Don't make eCommerce customers wait around (they get anxious)
Most retailers don’t have the resources to build out a fleet of truck and distribution centers to compete with these giants. Thankfully, there are ways to compete—and win—without your own fleet of trucks.
Here are three tips for selecting a third party logistics company (3PL) that can deliver fast order fulfillment:
- Select a 3PL with a distribution center that can reach your customer base quickly. From our facility in Devens, MA, Quiet Logistics reaches 45% of the US population, and 56% of fashion customers, via two-day ground. Ask potential 3PLs for their shipping zone maps and analyze how much of your customer base they are able to reach via next-day, two-day and three-day ground service.
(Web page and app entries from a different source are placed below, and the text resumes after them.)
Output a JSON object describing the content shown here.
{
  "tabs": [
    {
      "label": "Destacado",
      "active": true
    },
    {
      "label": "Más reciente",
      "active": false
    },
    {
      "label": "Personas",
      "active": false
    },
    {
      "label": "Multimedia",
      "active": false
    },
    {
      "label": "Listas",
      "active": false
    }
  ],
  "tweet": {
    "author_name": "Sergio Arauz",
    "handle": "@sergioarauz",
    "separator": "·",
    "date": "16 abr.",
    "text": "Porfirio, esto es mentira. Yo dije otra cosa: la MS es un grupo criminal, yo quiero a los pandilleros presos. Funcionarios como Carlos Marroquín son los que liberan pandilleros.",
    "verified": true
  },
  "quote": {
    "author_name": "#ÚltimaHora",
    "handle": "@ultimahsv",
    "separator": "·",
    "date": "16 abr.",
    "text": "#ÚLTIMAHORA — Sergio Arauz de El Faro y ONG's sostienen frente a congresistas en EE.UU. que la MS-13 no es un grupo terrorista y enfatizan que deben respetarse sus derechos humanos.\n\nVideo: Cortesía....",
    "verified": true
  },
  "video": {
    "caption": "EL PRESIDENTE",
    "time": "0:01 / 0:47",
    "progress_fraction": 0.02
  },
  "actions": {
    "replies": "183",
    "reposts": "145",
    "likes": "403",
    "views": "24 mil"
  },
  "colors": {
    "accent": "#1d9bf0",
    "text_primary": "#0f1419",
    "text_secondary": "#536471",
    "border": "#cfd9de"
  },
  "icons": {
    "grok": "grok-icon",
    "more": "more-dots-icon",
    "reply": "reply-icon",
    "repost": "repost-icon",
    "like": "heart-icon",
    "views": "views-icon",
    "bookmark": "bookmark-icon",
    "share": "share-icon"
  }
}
- Select a distribution center that can handle seasonal order spikes. Fulfilling nearly 100% of customer orders same day during the February retail doldrums is easy. Achieving similar results during the holiday rush when orders are flying off the shelves and seasonal labor is hard to come by, is hard. Ask third party logistics companies how they fared during last year’s holiday season. Ask about contingency plans they have for future holiday seasons and sales spikes and what they learned from last year. An operation that doesn’t review past performance and make changes to improve future outcomes will most likely fail during high volume periods like the holidays when every order is time sensitive.
- Learn about their standard service-level agreements (SLAs). Typical fulfillment services contracts contain SLAs around two key metrics:
- Dock-to-stock. The amount of time it takes from when a distribution center receives a product until it is placed in a pickable location. The shorter the dock-to-stock time, the better. Good fulfillment partners should commit to receiving all products within 48 hours in their SLAs. Ask 3PLs what their standard dock-to-stock SLA is, how often they meet it and why.
- Fulfillment time. The interval between when a distribution center receives a customer order and the order leaves the building on a carrier truck. SLAs vary based on customer requirements, so it is important to ask potential 3PLs what percentage of orders ship within their customers’ SLAs. In addition, ask 3PLs about what percentage of orders ship same-day, next day and within 48 hours. The caveat here is that if most customers have a fulfillment SLA of 48 hours or less, a distribution center will most likely have a low percentage of orders that ship same-day. To dig a little deeper, ask 3PLs about the most stringent fulfillment SLAs they’ve met and the past.